Honorius wasn’t the only notorious example of an erring pope. How about Liberius and Vigilius? Don’t their cases also illustrate the falsity of infallibility?

Reply to Objection

These two incidents do not disprove Catholic infallibility, either. The necessary conditions were simply not met. Opinions differ as to whether Liberius (r. 352-366) caved in and signed an Arian statement (Arianism was a rampant heresy that denied the divinity of Christ). But if so, it was as a result of being imprisoned by the Arian emperor Constantius, under threats of possible execution or torture. That hardly qualifies for a free promulgation of a doctrine.

Vigilius (r. 537-555), flip-flopped and wavered on some doctrinal questions involving the doctrine of Christ, too (Monophysitism and Nestorianism). One letter where he supposedly accepted the former heresy is regarded by many scholars as a forgery. Emperor Justinian seized the pope by force, imprisoned him, and this weak pope made questionable statements under coercion and duress (much like Liberius). In any event, the nature of the statements and the conditions do not fall under the sphere of infallibility.

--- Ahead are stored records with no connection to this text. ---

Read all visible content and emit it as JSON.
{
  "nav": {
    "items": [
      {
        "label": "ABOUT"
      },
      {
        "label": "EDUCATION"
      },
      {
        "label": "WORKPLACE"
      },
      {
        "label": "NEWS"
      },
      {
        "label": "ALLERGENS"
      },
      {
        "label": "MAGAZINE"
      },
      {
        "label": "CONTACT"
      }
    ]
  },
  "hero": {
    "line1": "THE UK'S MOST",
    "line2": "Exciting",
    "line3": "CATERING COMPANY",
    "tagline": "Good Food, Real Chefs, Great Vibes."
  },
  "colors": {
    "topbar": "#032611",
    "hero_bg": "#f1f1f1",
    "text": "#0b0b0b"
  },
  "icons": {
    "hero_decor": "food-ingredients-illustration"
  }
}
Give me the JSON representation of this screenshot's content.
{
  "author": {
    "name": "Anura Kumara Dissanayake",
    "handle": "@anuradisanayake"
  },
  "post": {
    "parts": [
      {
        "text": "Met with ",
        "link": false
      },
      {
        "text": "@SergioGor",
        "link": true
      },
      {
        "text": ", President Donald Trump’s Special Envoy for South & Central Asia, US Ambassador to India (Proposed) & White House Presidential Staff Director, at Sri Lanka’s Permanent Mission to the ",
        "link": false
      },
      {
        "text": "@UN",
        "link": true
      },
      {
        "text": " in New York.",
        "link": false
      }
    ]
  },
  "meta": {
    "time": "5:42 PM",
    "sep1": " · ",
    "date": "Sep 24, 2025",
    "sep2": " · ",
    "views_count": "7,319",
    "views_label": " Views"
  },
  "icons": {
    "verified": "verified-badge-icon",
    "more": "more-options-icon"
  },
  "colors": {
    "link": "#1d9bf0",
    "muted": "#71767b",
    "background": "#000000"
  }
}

God gives popes the charism of infallibility, for them to be able to teach Christian truth to the whole Church. Only in such cases does it operate; and not once  in the long history of the Catholic Church has a pope taught moral or doctrinal error in such an instance.

Dom John Chapman

The letter [to Sergius, Patriarch of Constantinople] cannot be called a private one, for it is an official reply to a formal consultation. It had, however, less publicity than a modern Encyclical. As the letter does not define or condemn, and does not bind the Church to accept its teaching, it is of course impossible to regard it as an ex cathedra utterance . . . It should be noted that he [Emperor Constantine Pogonatus] calls Honorius “the confirmer of the heresy and contradictor of himself”, again showing that Honorius was not condemned by the council as a Monothelite, but for approving Sergius’s contradictory policy of placing orthodox and heretical expressions under the same ban . . . The fault of Honorius lay precisely in the fact that he had not authoritatively published that unchanging faith of his Church, in modern language, that he had not issued a definition ex cathedra. . . . The new pope, Leo II, had naturally no difficulty in giving to the decrees of the council the formal confirmation which the council asked from him, according to custom. The words about Honorius in his letter of confirmation, by which the council gets its ecumenical rank, are necessarily more important than the decree of the council itself: “We anathematize . . . Honorius, who did not attempt to sanctify this Apostolic Church with the teaching of Apostolic tradition, but by profane treachery permitted its purity to be polluted.” This appears to express exactly the mind of the council, only that the council avoided suggesting that Honorius disgraced the Roman Church.

(The Catholic Encyclopedia, 1910, Vol. VII, “Honorius”)


Meta Description: Explanation of how the notorious (infamous) case of Pope Honorius (r. 625-638) does not in the least disprove papal infallibility.

Meta Keywords: apostolic succession, Bible & Papacy, biblical authority, canon of Scripture, ecclesiology, papacy, Petrine primacy, popes, primacy of Rome, Rule of Faith, Sola Scriptura, St. Peter, papal infallibility, Honorius, Vigilius, Liberius

"Mr. Armstrong, do you consider the word "alien" offensive when it is applied to an ..."

Illegal Immigration Cannot be Rationally Discussed ..."
"So this sad sake thinks we Catholics believe God automatically damns all non-Christians and or ..."

Pearce’s Potshots #51: “ANB” + “Unfair ..."
"A lack of self awareness seems to be rewarded in the Internet age!I have said ..."

Alt’s Superb “Pope Francis Derangement Syndrome” ..."

Browse Our Archives